Blood-Based Biomarker Could Detect Alzheimer's Disease Earlier
Neurofilament light chains (NfL) are a biomarker of neurodegeneration, which could be used to detect Alzheimer's disease (AD) earlier.
NfL levels increase with age and in people with increased genetic risk of AD.
Used blood-based NfL levels could detect dementia or AD years before the onset of clinical symptoms.
This article was posted on Mass General Hospital News:
A potential blood-based biomarker for Alzheimer's and other neurodegenerative diseases seems even more promising thanks to new research from a Massachusetts General Hospital-led study.
According to this team’s work, neurofilament light chain (NfL) has great potential as a biomarker for early detection of Alzheimer’s disease and could be also useful for monitoring treatment response for that condition.
The study was carried out by a team co-led by Yakeel T. Quiroz, Ph.D., Assistant Professor at Harvard Medical School, and Director of the Familial Dementia Neuroimaging Lab at Massachusetts General Hospital (MGH). Their work was published recently in The Lancet Neurology. Additional co-first authors were Henrik Zetterberg, Ph.D., of Sahlgrenska University Hospital in Sweden, and Eric Reiman, MD, from the University of Arizona.

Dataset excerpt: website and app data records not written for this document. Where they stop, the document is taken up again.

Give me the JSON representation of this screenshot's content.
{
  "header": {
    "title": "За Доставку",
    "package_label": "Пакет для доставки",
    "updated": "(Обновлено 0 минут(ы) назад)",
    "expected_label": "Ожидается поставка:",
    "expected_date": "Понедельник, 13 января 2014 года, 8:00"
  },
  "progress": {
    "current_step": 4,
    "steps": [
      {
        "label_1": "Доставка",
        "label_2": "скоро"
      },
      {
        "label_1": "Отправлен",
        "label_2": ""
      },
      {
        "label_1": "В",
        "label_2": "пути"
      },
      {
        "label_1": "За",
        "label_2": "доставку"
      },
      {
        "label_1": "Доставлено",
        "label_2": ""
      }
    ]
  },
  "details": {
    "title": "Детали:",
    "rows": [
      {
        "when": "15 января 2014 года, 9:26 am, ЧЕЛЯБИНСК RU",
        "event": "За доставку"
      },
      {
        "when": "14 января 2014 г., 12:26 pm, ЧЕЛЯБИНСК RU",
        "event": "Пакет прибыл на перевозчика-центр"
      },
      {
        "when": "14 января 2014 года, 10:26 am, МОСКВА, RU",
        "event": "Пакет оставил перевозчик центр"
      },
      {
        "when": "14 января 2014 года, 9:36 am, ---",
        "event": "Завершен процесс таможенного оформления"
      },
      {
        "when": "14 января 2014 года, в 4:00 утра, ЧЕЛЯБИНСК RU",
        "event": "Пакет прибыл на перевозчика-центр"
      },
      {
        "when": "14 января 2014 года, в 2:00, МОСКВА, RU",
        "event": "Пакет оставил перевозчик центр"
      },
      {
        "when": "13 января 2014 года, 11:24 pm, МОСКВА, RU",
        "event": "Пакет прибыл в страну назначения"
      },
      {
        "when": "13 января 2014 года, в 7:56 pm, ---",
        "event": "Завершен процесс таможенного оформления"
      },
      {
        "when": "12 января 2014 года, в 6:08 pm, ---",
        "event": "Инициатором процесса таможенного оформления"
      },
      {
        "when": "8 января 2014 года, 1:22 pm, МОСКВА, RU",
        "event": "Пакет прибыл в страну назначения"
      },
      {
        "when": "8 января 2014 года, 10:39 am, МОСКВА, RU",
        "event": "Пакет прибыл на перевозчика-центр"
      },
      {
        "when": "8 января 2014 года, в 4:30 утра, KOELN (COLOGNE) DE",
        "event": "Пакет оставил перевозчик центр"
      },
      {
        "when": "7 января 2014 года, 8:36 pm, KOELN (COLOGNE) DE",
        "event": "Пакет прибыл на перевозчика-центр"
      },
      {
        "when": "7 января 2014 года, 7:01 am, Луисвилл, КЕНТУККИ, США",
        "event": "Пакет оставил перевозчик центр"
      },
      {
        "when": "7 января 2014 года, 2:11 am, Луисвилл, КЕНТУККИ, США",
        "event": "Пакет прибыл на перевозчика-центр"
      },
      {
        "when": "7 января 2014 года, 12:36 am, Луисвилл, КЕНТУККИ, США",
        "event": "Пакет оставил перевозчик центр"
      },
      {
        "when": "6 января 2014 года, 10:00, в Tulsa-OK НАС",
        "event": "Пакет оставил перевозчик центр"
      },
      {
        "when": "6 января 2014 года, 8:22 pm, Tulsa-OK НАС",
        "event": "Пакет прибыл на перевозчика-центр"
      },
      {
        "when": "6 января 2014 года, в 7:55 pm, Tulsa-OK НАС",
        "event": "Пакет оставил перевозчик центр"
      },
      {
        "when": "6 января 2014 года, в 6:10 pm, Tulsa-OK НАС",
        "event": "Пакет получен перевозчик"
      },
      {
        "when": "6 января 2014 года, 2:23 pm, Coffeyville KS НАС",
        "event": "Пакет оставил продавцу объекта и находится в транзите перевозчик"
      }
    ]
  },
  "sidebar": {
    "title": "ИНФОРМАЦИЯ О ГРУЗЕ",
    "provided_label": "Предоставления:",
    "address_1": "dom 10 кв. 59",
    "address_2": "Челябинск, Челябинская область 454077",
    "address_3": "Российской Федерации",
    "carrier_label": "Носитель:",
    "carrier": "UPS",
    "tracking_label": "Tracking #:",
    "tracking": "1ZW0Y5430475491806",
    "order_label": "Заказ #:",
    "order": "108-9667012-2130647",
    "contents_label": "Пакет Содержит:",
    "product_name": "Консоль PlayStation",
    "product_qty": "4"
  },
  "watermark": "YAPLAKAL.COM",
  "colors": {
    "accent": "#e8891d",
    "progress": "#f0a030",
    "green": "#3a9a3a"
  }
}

“We wanted to determine the earliest age at which plasma NfL levels could distinguish individuals at high risk of Alzheimer’s,” says Quiroz, who is also an MGH Research Scholar 2020-2025. They found that NfL levels increased with age among people at genetic risk because of a specific mutation (PSEN1 E280A) and began to differentiate carriers from noncarriers at age 22, an average of 22 years before their estimated age of cognitive impairment (age 44).
Neurofilament light chain (NfL) is a biomarker of neurodegeneration – damage to neurons. Measures of NfL concentrations in cerebral spinal fluid (CSF) and blood have been used to detect and track neurodegeneration in individuals with Alzheimer’s disease and other brain disorders.
The team used an ultrasensitive single molecule array immunoassay to measure NfL concentrations in serum and plasma. Earlier studies have shown close correlations between blood-based and CSF measurements in people and animal models of neurodegenerative diseases.
The team studied over 2,000 members of the world’s largest kindred with familial Alzheimer's because of a single mutation (PSEN1 E280A) --the familial Alzheimer's disease Colombian kindred, which were aged 8–75 years and had no other neurological or health conditions.
Next they used a single molecule array immunoassay to examine the relationship between plasma NfL concentrations and age to establish the earliest age at which NfL concentrations start to diverge between mutation carriers and non-carriers. The team enrolled 1070 PSEN1 E280A mutation carriers and 1074 non-carriers with baseline assessments.
Plasma NfL measurements increased with age in both groups (p<0·0001), and began to differentiate carriers from non-carriers at 22 years – the estimated median age of onset of mild cognitive impairment is 44 years. The ability of plasma NfL to discriminate between carriers and noncarriers only reached high sensitivity close to the age of clinical onset.
"Our findings add to the growing evidence that blood-based NfL can be useful in detecting neurodegeneration, starting with very early, subtle elevations way before the onset of clinical symptoms. We need more studies to further explore NfL as a way to inform prognosis and evaluate treatments in Alzheimer's disease," says Quiroz.